In your answer, print each of the records below exactly.

Element data from apps and pages:
◆ ◆ ◆ ◆ ◆ ◆ ◆

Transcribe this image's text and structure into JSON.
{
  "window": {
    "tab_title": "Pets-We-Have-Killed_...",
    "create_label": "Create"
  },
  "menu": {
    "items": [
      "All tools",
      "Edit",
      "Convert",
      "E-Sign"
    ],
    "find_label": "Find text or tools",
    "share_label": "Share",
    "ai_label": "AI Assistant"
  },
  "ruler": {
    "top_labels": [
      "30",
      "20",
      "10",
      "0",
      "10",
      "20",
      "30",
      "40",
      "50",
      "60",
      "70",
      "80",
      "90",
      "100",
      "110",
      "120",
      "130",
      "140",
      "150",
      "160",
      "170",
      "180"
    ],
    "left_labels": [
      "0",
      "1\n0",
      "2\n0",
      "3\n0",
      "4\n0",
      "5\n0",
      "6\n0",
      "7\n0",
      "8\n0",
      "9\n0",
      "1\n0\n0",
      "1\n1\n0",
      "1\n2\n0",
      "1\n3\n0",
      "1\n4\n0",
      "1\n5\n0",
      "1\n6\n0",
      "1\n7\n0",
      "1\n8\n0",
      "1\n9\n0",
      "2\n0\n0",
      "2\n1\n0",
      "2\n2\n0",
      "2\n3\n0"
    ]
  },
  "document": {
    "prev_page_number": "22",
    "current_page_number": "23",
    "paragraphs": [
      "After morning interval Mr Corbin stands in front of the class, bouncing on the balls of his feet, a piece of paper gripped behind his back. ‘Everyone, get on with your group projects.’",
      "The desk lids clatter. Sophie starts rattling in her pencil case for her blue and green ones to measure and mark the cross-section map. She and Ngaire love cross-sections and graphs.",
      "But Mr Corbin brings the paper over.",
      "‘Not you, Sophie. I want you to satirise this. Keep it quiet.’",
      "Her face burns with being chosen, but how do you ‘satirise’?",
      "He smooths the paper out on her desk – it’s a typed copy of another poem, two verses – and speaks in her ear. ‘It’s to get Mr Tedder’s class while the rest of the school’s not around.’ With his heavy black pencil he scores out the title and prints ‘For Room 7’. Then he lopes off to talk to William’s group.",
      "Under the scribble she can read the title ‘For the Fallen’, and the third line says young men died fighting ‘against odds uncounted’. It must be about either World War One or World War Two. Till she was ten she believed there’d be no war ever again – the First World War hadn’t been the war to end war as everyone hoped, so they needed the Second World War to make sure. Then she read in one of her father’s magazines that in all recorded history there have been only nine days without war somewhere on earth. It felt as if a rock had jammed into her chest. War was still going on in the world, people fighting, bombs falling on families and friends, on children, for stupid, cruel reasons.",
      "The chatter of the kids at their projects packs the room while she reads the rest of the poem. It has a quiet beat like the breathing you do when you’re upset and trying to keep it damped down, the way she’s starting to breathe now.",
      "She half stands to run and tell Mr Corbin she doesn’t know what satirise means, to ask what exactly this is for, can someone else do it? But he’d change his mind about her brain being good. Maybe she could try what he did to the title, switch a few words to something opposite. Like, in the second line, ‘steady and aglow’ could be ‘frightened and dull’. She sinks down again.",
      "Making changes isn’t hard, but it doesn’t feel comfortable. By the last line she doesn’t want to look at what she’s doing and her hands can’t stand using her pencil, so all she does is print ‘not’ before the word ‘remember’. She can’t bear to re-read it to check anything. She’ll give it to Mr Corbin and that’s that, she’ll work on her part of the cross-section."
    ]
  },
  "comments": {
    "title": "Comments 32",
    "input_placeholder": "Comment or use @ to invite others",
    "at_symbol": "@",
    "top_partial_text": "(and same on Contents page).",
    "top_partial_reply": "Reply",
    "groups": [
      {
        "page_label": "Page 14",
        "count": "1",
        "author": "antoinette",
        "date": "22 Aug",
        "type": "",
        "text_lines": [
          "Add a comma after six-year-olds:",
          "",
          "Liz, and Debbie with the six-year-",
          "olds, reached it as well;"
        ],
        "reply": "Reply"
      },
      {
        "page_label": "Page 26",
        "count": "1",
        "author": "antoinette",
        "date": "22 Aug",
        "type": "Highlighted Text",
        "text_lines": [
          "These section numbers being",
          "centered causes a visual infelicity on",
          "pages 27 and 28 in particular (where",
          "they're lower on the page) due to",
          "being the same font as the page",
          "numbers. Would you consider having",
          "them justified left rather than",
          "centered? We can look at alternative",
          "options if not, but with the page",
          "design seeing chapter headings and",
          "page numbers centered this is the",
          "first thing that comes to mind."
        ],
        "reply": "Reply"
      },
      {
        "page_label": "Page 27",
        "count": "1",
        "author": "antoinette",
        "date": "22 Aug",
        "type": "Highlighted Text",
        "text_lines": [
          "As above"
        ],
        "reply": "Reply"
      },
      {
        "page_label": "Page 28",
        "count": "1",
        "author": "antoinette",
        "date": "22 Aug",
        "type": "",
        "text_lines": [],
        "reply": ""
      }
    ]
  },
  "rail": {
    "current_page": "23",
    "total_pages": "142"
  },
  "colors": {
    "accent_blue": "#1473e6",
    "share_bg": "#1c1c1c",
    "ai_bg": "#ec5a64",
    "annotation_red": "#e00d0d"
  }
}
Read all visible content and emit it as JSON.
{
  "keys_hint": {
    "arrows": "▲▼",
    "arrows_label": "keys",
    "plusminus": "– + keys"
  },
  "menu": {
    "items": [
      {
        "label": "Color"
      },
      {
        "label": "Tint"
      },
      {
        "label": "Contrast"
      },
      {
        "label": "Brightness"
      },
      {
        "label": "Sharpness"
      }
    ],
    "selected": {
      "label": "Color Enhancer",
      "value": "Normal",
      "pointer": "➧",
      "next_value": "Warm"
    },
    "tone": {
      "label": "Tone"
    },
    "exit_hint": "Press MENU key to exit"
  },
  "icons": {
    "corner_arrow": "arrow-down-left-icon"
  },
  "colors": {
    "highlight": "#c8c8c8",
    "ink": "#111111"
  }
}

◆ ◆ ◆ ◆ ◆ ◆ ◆

(Task answer)
Transcribe this image's text and structure into JSON.
{
  "window": {
    "tab_title": "Pets-We-Have-Killed_...",
    "create_label": "Create"
  },
  "menu": {
    "items": [
      "All tools",
      "Edit",
      "Convert",
      "E-Sign"
    ],
    "find_label": "Find text or tools",
    "share_label": "Share",
    "ai_label": "AI Assistant"
  },
  "ruler": {
    "top_labels": [
      "30",
      "20",
      "10",
      "0",
      "10",
      "20",
      "30",
      "40",
      "50",
      "60",
      "70",
      "80",
      "90",
      "100",
      "110",
      "120",
      "130",
      "140",
      "150",
      "160",
      "170",
      "180"
    ],
    "left_labels": [
      "0",
      "1\n0",
      "2\n0",
      "3\n0",
      "4\n0",
      "5\n0",
      "6\n0",
      "7\n0",
      "8\n0",
      "9\n0",
      "1\n0\n0",
      "1\n1\n0",
      "1\n2\n0",
      "1\n3\n0",
      "1\n4\n0",
      "1\n5\n0",
      "1\n6\n0",
      "1\n7\n0",
      "1\n8\n0",
      "1\n9\n0",
      "2\n0\n0",
      "2\n1\n0",
      "2\n2\n0",
      "2\n3\n0"
    ]
  },
  "document": {
    "prev_page_number": "22",
    "current_page_number": "23",
    "paragraphs": [
      "After morning interval Mr Corbin stands in front of the class, bouncing on the balls of his feet, a piece of paper gripped behind his back. ‘Everyone, get on with your group projects.’",
      "The desk lids clatter. Sophie starts rattling in her pencil case for her blue and green ones to measure and mark the cross-section map. She and Ngaire love cross-sections and graphs.",
      "But Mr Corbin brings the paper over.",
      "‘Not you, Sophie. I want you to satirise this. Keep it quiet.’",
      "Her face burns with being chosen, but how do you ‘satirise’?",
      "He smooths the paper out on her desk – it’s a typed copy of another poem, two verses – and speaks in her ear. ‘It’s to get Mr Tedder’s class while the rest of the school’s not around.’ With his heavy black pencil he scores out the title and prints ‘For Room 7’. Then he lopes off to talk to William’s group.",
      "Under the scribble she can read the title ‘For the Fallen’, and the third line says young men died fighting ‘against odds uncounted’. It must be about either World War One or World War Two. Till she was ten she believed there’d be no war ever again – the First World War hadn’t been the war to end war as everyone hoped, so they needed the Second World War to make sure. Then she read in one of her father’s magazines that in all recorded history there have been only nine days without war somewhere on earth. It felt as if a rock had jammed into her chest. War was still going on in the world, people fighting, bombs falling on families and friends, on children, for stupid, cruel reasons.",
      "The chatter of the kids at their projects packs the room while she reads the rest of the poem. It has a quiet beat like the breathing you do when you’re upset and trying to keep it damped down, the way she’s starting to breathe now.",
      "She half stands to run and tell Mr Corbin she doesn’t know what satirise means, to ask what exactly this is for, can someone else do it? But he’d change his mind about her brain being good. Maybe she could try what he did to the title, switch a few words to something opposite. Like, in the second line, ‘steady and aglow’ could be ‘frightened and dull’. She sinks down again.",
      "Making changes isn’t hard, but it doesn’t feel comfortable. By the last line she doesn’t want to look at what she’s doing and her hands can’t stand using her pencil, so all she does is print ‘not’ before the word ‘remember’. She can’t bear to re-read it to check anything. She’ll give it to Mr Corbin and that’s that, she’ll work on her part of the cross-section."
    ]
  },
  "comments": {
    "title": "Comments 32",
    "input_placeholder": "Comment or use @ to invite others",
    "at_symbol": "@",
    "top_partial_text": "(and same on Contents page).",
    "top_partial_reply": "Reply",
    "groups": [
      {
        "page_label": "Page 14",
        "count": "1",
        "author": "antoinette",
        "date": "22 Aug",
        "type": "",
        "text_lines": [
          "Add a comma after six-year-olds:",
          "",
          "Liz, and Debbie with the six-year-",
          "olds, reached it as well;"
        ],
        "reply": "Reply"
      },
      {
        "page_label": "Page 26",
        "count": "1",
        "author": "antoinette",
        "date": "22 Aug",
        "type": "Highlighted Text",
        "text_lines": [
          "These section numbers being",
          "centered causes a visual infelicity on",
          "pages 27 and 28 in particular (where",
          "they're lower on the page) due to",
          "being the same font as the page",
          "numbers. Would you consider having",
          "them justified left rather than",
          "centered? We can look at alternative",
          "options if not, but with the page",
          "design seeing chapter headings and",
          "page numbers centered this is the",
          "first thing that comes to mind."
        ],
        "reply": "Reply"
      },
      {
        "page_label": "Page 27",
        "count": "1",
        "author": "antoinette",
        "date": "22 Aug",
        "type": "Highlighted Text",
        "text_lines": [
          "As above"
        ],
        "reply": "Reply"
      },
      {
        "page_label": "Page 28",
        "count": "1",
        "author": "antoinette",
        "date": "22 Aug",
        "type": "",
        "text_lines": [],
        "reply": ""
      }
    ]
  },
  "rail": {
    "current_page": "23",
    "total_pages": "142"
  },
  "colors": {
    "accent_blue": "#1473e6",
    "share_bg": "#1c1c1c",
    "ai_bg": "#ec5a64",
    "annotation_red": "#e00d0d"
  }
}
Read all visible content and emit it as JSON.
{
  "keys_hint": {
    "arrows": "▲▼",
    "arrows_label": "keys",
    "plusminus": "– + keys"
  },
  "menu": {
    "items": [
      {
        "label": "Color"
      },
      {
        "label": "Tint"
      },
      {
        "label": "Contrast"
      },
      {
        "label": "Brightness"
      },
      {
        "label": "Sharpness"
      }
    ],
    "selected": {
      "label": "Color Enhancer",
      "value": "Normal",
      "pointer": "➧",
      "next_value": "Warm"
    },
    "tone": {
      "label": "Tone"
    },
    "exit_hint": "Press MENU key to exit"
  },
  "icons": {
    "corner_arrow": "arrow-down-left-icon"
  },
  "colors": {
    "highlight": "#c8c8c8",
    "ink": "#111111"
  }
}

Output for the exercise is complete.